### ACTIVITY
Check every line below for the word "screenshot" and copy the ones that have it.

== Segment start ==

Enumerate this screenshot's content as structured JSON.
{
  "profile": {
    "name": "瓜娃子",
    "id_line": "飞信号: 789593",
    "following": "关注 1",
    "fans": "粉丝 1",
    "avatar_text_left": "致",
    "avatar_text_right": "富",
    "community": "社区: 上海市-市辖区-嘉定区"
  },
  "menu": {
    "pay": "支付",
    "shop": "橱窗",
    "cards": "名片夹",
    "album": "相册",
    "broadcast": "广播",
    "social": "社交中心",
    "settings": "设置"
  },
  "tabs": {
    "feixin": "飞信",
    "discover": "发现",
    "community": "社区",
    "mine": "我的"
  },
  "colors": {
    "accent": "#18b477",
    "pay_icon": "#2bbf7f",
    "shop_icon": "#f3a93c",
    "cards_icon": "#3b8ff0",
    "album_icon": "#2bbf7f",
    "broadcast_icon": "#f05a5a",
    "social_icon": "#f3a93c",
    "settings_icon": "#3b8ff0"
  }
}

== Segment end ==
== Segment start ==

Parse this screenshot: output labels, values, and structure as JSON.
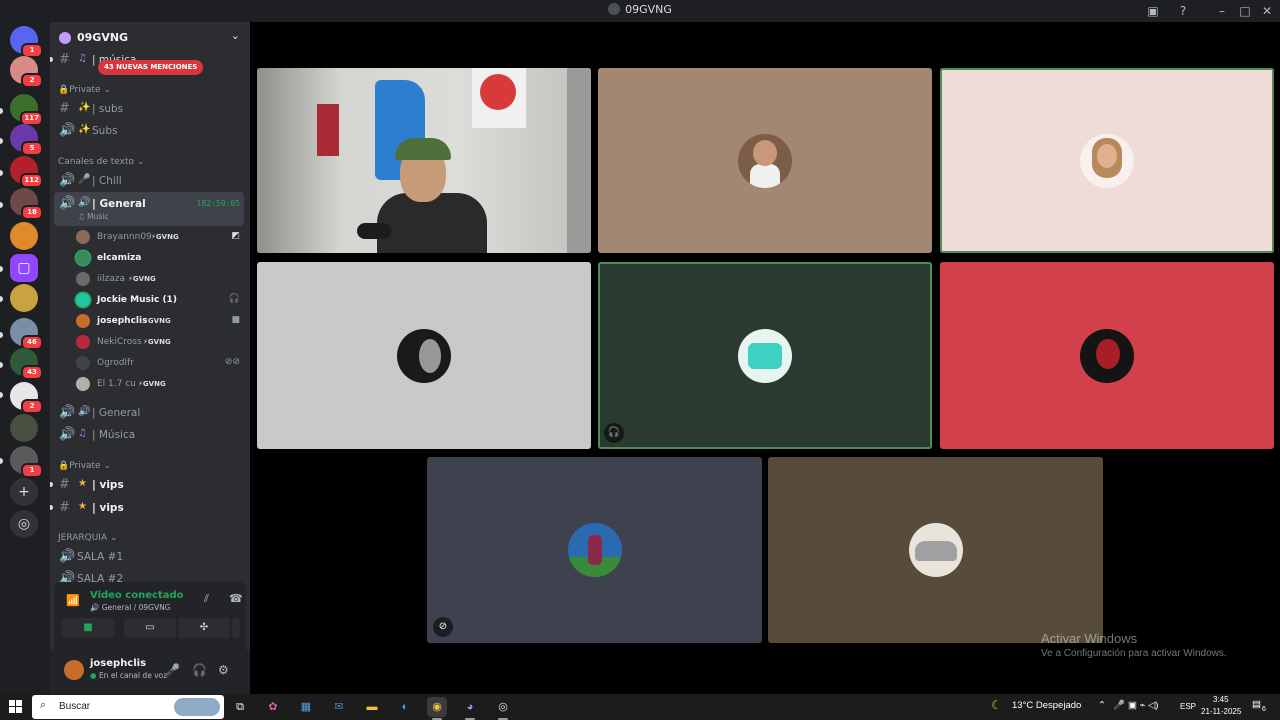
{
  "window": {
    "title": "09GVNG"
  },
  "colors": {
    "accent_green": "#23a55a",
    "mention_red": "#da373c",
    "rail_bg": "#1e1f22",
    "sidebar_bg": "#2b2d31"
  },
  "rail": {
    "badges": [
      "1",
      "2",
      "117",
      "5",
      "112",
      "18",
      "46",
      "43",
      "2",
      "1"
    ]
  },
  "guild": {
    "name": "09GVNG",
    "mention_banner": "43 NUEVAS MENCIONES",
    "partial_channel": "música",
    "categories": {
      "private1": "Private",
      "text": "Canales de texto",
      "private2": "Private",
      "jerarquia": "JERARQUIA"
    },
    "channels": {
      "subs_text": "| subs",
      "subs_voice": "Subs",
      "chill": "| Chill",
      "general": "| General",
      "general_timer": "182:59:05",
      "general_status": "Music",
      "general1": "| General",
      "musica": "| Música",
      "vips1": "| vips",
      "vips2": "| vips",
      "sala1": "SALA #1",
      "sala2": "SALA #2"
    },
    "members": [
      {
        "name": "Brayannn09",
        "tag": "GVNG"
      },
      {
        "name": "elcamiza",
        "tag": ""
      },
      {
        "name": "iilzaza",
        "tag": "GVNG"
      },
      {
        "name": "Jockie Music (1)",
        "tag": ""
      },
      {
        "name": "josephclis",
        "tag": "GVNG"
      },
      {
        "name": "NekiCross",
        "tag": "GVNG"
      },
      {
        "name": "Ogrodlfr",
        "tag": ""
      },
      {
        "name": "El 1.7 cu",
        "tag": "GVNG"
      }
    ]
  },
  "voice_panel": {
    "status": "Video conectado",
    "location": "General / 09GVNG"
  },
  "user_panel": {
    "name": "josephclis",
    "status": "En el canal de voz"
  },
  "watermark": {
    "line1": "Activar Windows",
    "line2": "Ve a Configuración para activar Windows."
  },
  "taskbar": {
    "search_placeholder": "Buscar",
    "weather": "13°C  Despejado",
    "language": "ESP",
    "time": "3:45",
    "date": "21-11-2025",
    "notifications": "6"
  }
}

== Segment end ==
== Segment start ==

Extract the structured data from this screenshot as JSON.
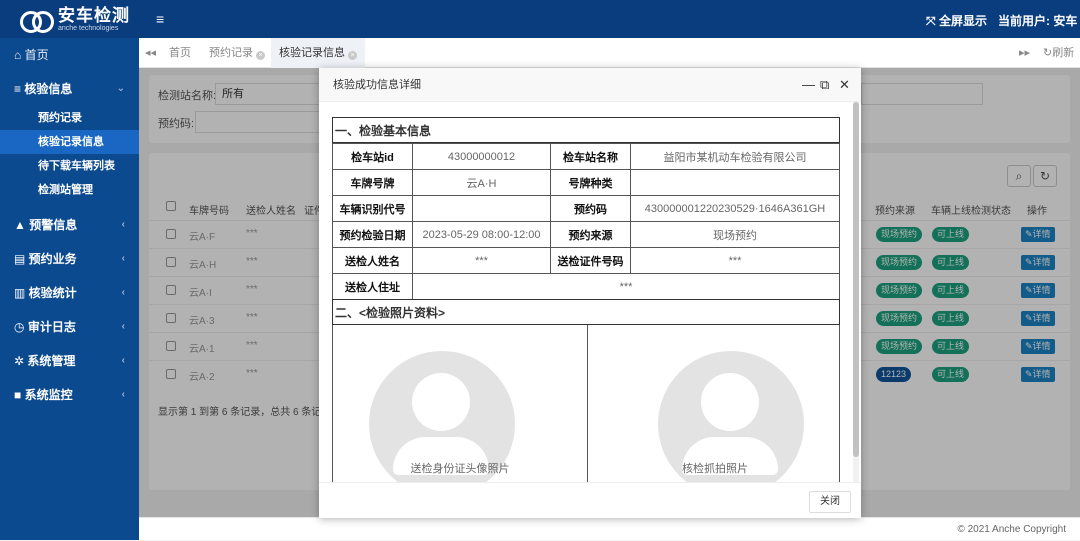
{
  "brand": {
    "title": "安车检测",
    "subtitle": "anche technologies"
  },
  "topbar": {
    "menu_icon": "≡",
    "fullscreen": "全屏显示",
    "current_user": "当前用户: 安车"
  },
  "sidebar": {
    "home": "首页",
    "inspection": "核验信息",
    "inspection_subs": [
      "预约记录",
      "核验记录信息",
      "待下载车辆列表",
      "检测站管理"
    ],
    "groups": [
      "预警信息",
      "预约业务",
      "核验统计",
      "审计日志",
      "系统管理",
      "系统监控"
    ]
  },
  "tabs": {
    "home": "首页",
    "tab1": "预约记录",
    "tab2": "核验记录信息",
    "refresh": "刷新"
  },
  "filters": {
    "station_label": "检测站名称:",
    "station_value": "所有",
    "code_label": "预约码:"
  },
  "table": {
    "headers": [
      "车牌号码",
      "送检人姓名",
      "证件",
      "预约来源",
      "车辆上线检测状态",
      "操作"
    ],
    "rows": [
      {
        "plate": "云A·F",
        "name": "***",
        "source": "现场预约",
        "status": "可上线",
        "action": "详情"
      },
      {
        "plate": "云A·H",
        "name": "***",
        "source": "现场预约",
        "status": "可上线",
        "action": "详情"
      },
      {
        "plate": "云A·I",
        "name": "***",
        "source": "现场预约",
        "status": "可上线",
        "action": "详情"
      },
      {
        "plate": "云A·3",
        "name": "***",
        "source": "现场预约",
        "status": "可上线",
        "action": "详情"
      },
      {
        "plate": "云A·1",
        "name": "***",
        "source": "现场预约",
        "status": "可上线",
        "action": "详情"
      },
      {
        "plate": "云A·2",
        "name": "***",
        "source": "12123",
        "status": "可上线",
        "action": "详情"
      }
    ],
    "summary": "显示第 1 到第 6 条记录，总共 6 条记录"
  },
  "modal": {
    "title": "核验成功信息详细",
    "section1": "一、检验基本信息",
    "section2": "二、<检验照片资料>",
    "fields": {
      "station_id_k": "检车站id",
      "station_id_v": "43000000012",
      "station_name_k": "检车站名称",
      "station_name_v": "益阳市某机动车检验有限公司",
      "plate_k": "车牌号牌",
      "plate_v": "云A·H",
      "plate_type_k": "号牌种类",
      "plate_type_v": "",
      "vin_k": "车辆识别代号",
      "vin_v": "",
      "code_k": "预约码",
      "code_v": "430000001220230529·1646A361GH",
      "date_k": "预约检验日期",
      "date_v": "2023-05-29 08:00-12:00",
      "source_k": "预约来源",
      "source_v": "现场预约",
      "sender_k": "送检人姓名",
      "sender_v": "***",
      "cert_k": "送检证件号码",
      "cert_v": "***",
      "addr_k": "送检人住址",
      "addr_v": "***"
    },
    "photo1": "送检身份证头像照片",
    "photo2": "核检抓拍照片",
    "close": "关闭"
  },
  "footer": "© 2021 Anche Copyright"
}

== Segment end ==

### RESPONSE BOX
Enumerate this screenshot's content as structured JSON.
Parse this screenshot: output labels, values, and structure as JSON.
Extract the structured data from this screenshot as JSON.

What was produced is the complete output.